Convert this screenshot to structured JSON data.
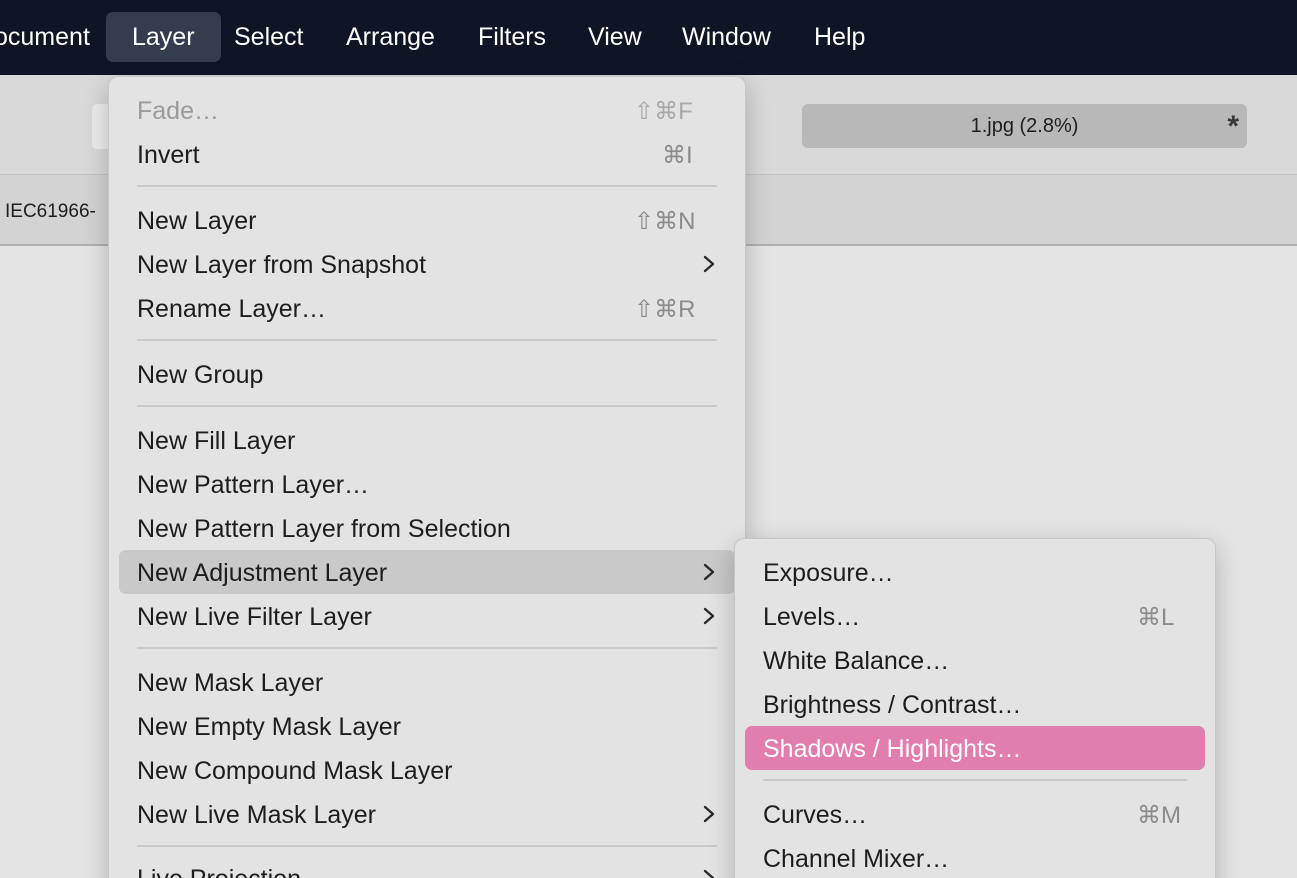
{
  "menubar": {
    "items": [
      {
        "label": "ocument"
      },
      {
        "label": "Layer"
      },
      {
        "label": "Select"
      },
      {
        "label": "Arrange"
      },
      {
        "label": "Filters"
      },
      {
        "label": "View"
      },
      {
        "label": "Window"
      },
      {
        "label": "Help"
      }
    ]
  },
  "document": {
    "title": "1.jpg (2.8%)",
    "modified_marker": "*",
    "tab_label": "IEC61966-"
  },
  "layer_menu": {
    "items": [
      {
        "label": "Fade…",
        "shortcut": "⇧⌘F"
      },
      {
        "label": "Invert",
        "shortcut": "⌘I"
      },
      {
        "label": "New Layer",
        "shortcut": "⇧⌘N"
      },
      {
        "label": "New Layer from Snapshot"
      },
      {
        "label": "Rename Layer…",
        "shortcut": "⇧⌘R"
      },
      {
        "label": "New Group"
      },
      {
        "label": "New Fill Layer"
      },
      {
        "label": "New Pattern Layer…"
      },
      {
        "label": "New Pattern Layer from Selection"
      },
      {
        "label": "New Adjustment Layer"
      },
      {
        "label": "New Live Filter Layer"
      },
      {
        "label": "New Mask Layer"
      },
      {
        "label": "New Empty Mask Layer"
      },
      {
        "label": "New Compound Mask Layer"
      },
      {
        "label": "New Live Mask Layer"
      },
      {
        "label": "Live Projection"
      }
    ]
  },
  "adjustment_submenu": {
    "items": [
      {
        "label": "Exposure…"
      },
      {
        "label": "Levels…",
        "shortcut": "⌘L"
      },
      {
        "label": "White Balance…"
      },
      {
        "label": "Brightness / Contrast…"
      },
      {
        "label": "Shadows / Highlights…"
      },
      {
        "label": "Curves…",
        "shortcut": "⌘M"
      },
      {
        "label": "Channel Mixer…"
      }
    ]
  },
  "colors": {
    "menubar_bg": "#0f1525",
    "selected_item": "#e17ead",
    "hover_item": "#c9c9c9"
  }
}
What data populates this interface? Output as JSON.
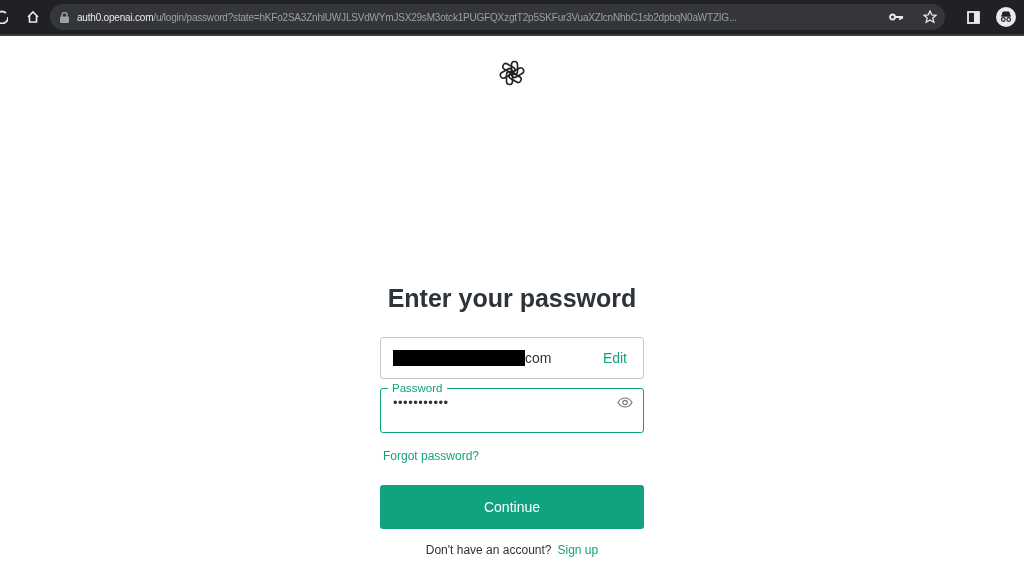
{
  "browser": {
    "url_host": "auth0.openai.com",
    "url_path": "/u/login/password?state=hKFo2SA3ZnhlUWJLSVdWYmJSX29sM3otck1PUGFQXzgtT2p5SKFur3VuaXZlcnNhbC1sb2dpbqN0aWTZIG..."
  },
  "heading": "Enter your password",
  "email": {
    "visible_text": "com",
    "redacted": true,
    "edit_label": "Edit"
  },
  "password": {
    "label": "Password",
    "value": "•••••••••••",
    "focused": true
  },
  "forgot_link": "Forgot password?",
  "continue_button": "Continue",
  "signup": {
    "prompt": "Don't have an account?",
    "link": "Sign up"
  }
}
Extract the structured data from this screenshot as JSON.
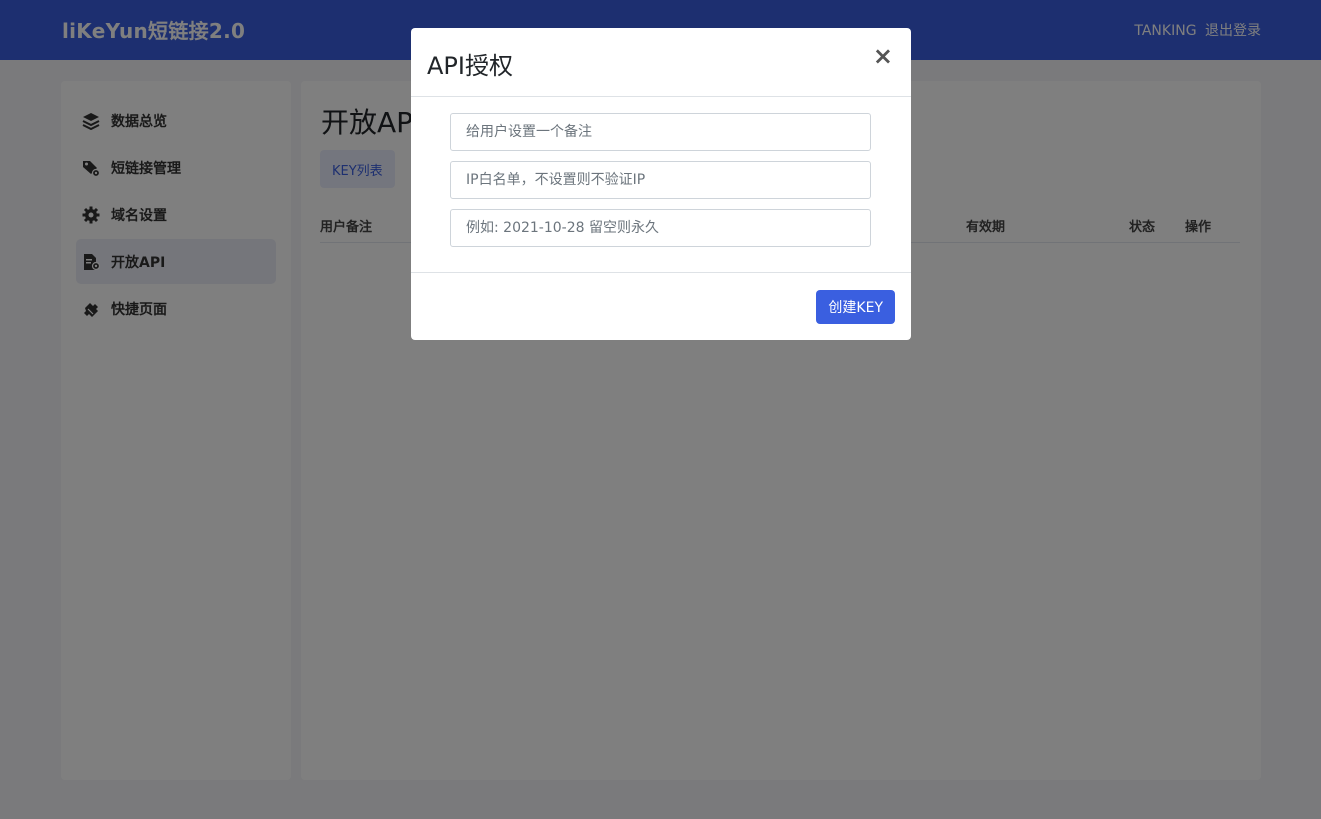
{
  "header": {
    "brand": "liKeYun短链接2.0",
    "username": "TANKING",
    "logout_label": "退出登录"
  },
  "sidebar": {
    "items": [
      {
        "label": "数据总览",
        "icon": "layers-icon"
      },
      {
        "label": "短链接管理",
        "icon": "tag-gear-icon"
      },
      {
        "label": "域名设置",
        "icon": "gear-icon"
      },
      {
        "label": "开放API",
        "icon": "api-doc-icon",
        "active": true
      },
      {
        "label": "快捷页面",
        "icon": "plugin-icon"
      }
    ]
  },
  "main": {
    "title": "开放API",
    "tab_label": "KEY列表",
    "table_headers": [
      "用户备注",
      "有效期",
      "状态",
      "操作"
    ]
  },
  "modal": {
    "title": "API授权",
    "close_symbol": "×",
    "remark_placeholder": "给用户设置一个备注",
    "ip_placeholder": "IP白名单，不设置则不验证IP",
    "expire_placeholder": "例如: 2021-10-28 留空则永久",
    "submit_label": "创建KEY"
  },
  "colors": {
    "primary": "#3a5fe0",
    "overlay": "rgba(0,0,0,0.5)"
  }
}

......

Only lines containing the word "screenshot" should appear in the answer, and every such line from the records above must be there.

▶ _SOLUTION TO THIS EXERCISE_
Convert this screenshot to structured JSON data.
Extract the structured data from this screenshot as JSON.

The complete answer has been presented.